NAWC Executive Director Responds to Corporate Accountability International in The Hill
Last week, NAWC Executive Director Michael Deane responded to Corporate Accountability International’s misleading op-ed in The Hill that tried to raise fear about private sector involvement in rebuilding our nation’s water infrastructure. In his response, Deane called the group’s attempt to turn the infrastructure debate into a public vs. private battle “dangerously shortsighted.” Read Michael Deane’s full piece below:
In her piece, “Trump’s infrastructure plans will hamper access to clean water,” Corporate Accountability International President Kelle Louaillier once again ignores critical, well-known facts in the discussion around private water operators and infrastructure.
While everyone from Ms. Louaillier to Mr. Trump agree on one thing — America faces a water infrastructure crisis — CAI and the activist community are clear outliers when it comes to addressing this crisis.
Their misleading claims and fearmongering are not helpful to those looking to provide communities with serious, viable solutions. Trying to make this a private versus public debate does nothing to help local leaders struggling to meet the challenges of day-to-day management of their crumbling water systems.
The private water industry provides municipalities with expertise, greater efficiencies and access to capital to make much needed investments. In fact, 73 million Americans receive safe, reliable water service thanks to a private water company.
In many communities across the country, water infrastructure needs are too great for the community to shoulder on its own. The numbers are staggering.
America’s drinking water infrastructure needs an estimated $384 billion in investment through 2030 and the amount needed for wastewater infrastructure is $271 billion.
Here are a few more important facts about private water — a 2014 study from Georgetown University and Texas A&M found that government-operated water systems are 24 percent more likely to incur violations of the Safe Drinking Water Act than privately-operated systems.
Further, an independent analysis of EPA data by Global Water Intelligence concluded that companies that are members of the National Association of Water Companies — meaning private water companies — have far fewer EPA enforcement actions per 1 million customers. These are facts based in hard evidence, not the spin offered by CAI.
Here’s another example of CAI’s spin — the group points to the situation in Flint and claims that the crisis there has something to do with private water. The fundamental problem with CAI’s narrative is that Flint’s water system has been under public control for decades, lacking investment and operational expertise.
This ultimately resulted in dangerous levels of lead in drinking water being delivered to homes. Conflating Flint with privatization is nothing more than a scare tactic with zero supporting facts.

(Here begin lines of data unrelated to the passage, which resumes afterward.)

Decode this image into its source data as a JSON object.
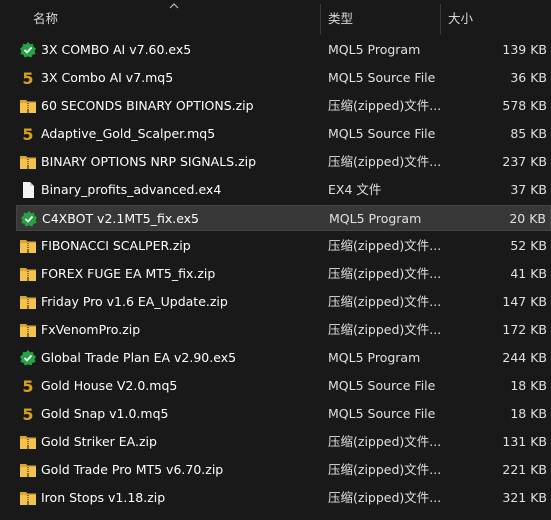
{
  "header": {
    "name_label": "名称",
    "type_label": "类型",
    "size_label": "大小"
  },
  "colors": {
    "background": "#191919",
    "selected_row": "#373737",
    "folder_zip": "#e8b63a",
    "ex5_shield": "#2aa845",
    "mq5_five": "#d4a017"
  },
  "files": [
    {
      "name": "3X COMBO AI v7.60.ex5",
      "type": "MQL5 Program",
      "size": "139 KB",
      "icon": "ex5-shield-icon"
    },
    {
      "name": "3X Combo AI v7.mq5",
      "type": "MQL5 Source File",
      "size": "36 KB",
      "icon": "mq5-five-icon"
    },
    {
      "name": "60 SECONDS BINARY OPTIONS.zip",
      "type": "压缩(zipped)文件...",
      "size": "578 KB",
      "icon": "zip-folder-icon"
    },
    {
      "name": "Adaptive_Gold_Scalper.mq5",
      "type": "MQL5 Source File",
      "size": "85 KB",
      "icon": "mq5-five-icon"
    },
    {
      "name": "BINARY OPTIONS NRP SIGNALS.zip",
      "type": "压缩(zipped)文件...",
      "size": "237 KB",
      "icon": "zip-folder-icon"
    },
    {
      "name": "Binary_profits_advanced.ex4",
      "type": "EX4 文件",
      "size": "37 KB",
      "icon": "blank-file-icon"
    },
    {
      "name": "C4XBOT v2.1MT5_fix.ex5",
      "type": "MQL5 Program",
      "size": "20 KB",
      "icon": "ex5-shield-icon",
      "selected": true
    },
    {
      "name": "FIBONACCI SCALPER.zip",
      "type": "压缩(zipped)文件...",
      "size": "52 KB",
      "icon": "zip-folder-icon"
    },
    {
      "name": "FOREX FUGE EA MT5_fix.zip",
      "type": "压缩(zipped)文件...",
      "size": "41 KB",
      "icon": "zip-folder-icon"
    },
    {
      "name": "Friday Pro v1.6 EA_Update.zip",
      "type": "压缩(zipped)文件...",
      "size": "147 KB",
      "icon": "zip-folder-icon"
    },
    {
      "name": "FxVenomPro.zip",
      "type": "压缩(zipped)文件...",
      "size": "172 KB",
      "icon": "zip-folder-icon"
    },
    {
      "name": "Global Trade Plan EA v2.90.ex5",
      "type": "MQL5 Program",
      "size": "244 KB",
      "icon": "ex5-shield-icon"
    },
    {
      "name": "Gold House V2.0.mq5",
      "type": "MQL5 Source File",
      "size": "18 KB",
      "icon": "mq5-five-icon"
    },
    {
      "name": "Gold Snap  v1.0.mq5",
      "type": "MQL5 Source File",
      "size": "18 KB",
      "icon": "mq5-five-icon"
    },
    {
      "name": "Gold Striker EA.zip",
      "type": "压缩(zipped)文件...",
      "size": "131 KB",
      "icon": "zip-folder-icon"
    },
    {
      "name": "Gold Trade Pro MT5 v6.70.zip",
      "type": "压缩(zipped)文件...",
      "size": "221 KB",
      "icon": "zip-folder-icon"
    },
    {
      "name": "Iron Stops v1.18.zip",
      "type": "压缩(zipped)文件...",
      "size": "321 KB",
      "icon": "zip-folder-icon"
    }
  ]
}
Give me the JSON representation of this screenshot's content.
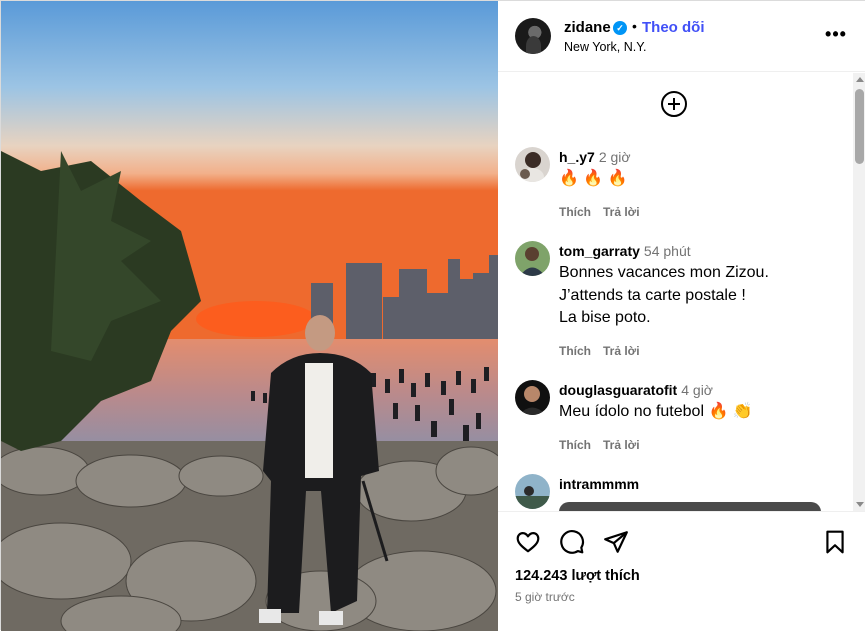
{
  "post": {
    "username": "zidane",
    "follow_label": "Theo dõi",
    "separator": "•",
    "location": "New York, N.Y.",
    "more_label": "•••"
  },
  "comments": [
    {
      "username": "h_.y7",
      "time": "2 giờ",
      "lines": [
        "🔥 🔥 🔥"
      ],
      "like_label": "Thích",
      "reply_label": "Trả lời"
    },
    {
      "username": "tom_garraty",
      "time": "54 phút",
      "lines": [
        "Bonnes vacances mon Zizou.",
        "J’attends ta carte postale !",
        "La bise poto."
      ],
      "like_label": "Thích",
      "reply_label": "Trả lời"
    },
    {
      "username": "douglasguaratofit",
      "time": "4 giờ",
      "lines": [
        "Meu ídolo no futebol 🔥 👏"
      ],
      "like_label": "Thích",
      "reply_label": "Trả lời"
    },
    {
      "username": "intrammmm",
      "time": "",
      "lines": [],
      "like_label": "",
      "reply_label": ""
    }
  ],
  "footer": {
    "likes": "124.243 lượt thích",
    "posted": "5 giờ trước"
  },
  "icons": {
    "like": "heart-icon",
    "comment": "comment-icon",
    "share": "send-icon",
    "save": "bookmark-icon",
    "add": "add-comment-icon",
    "verified": "verified-badge-icon"
  },
  "colors": {
    "accent": "#0095f6",
    "follow": "#4150f7",
    "muted": "#737373"
  }
}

CAI also boldly misrepresents the role of private water operations in Hoboken, NJ. It’s true that SUEZ provides expertise in partnership with the Hoboken government to repair and maintain the water system.
However, SUEZ’s contract with Hoboken calls for the company to spend $300,000 a year on the water system. This amount of investment is barely enough to cover repairs and is certainly not enough for the city to undertake the large-scale main replacement projects that are necessary to avoid recurring breaks.
Over the 20-plus year relationship between SUEZ and Hoboken, the company has operated by the terms of the agreement, often contributing more than required to the water main repair fund.
Finally, in Pittsburgh, CAI once again gets basic facts wrong. Veolia and PWSA had a consulting agreement limited by contract and focusing on improving the day-to-day operation of the treatment plant and sharing industry best practices.
The 2014 corrosion control change from soda ash to caustic soda was an operations decision made by PWSA’s water treatment staff, not Veolia. In fact, the contract specifically stated that PWSA “will at all times be ultimately responsible for the operation and maintenance of its facilities.”
It’s dangerously shortsighted to believe, with a crisis this serious and this extensive, that the public sector can do it on its own. There is widespread recognition that private finance is crucial to meeting infrastructure challenges.
In fact, leaders and groups from all political persuasions, from President Obama’s White House and the U.S. Conference of Mayors to the Brookings Institution, understand the importance of private sector involvement in water infrastructure and delivery. So it’s really CAI that is, once again, outside the mainstream.
We are pleased to see Congress and the incoming administration ready to take action to fix our nation’s infrastructure. Only time will tell what all of the plans look like and what all the fine details are. It’s long overdue.
In the meantime, it’s irresponsible for groups like CAI to attempt to limit the options available for communities trying to address their water needs by making blanket statements decrying any role for the private sector. All options need to be on the table. Period.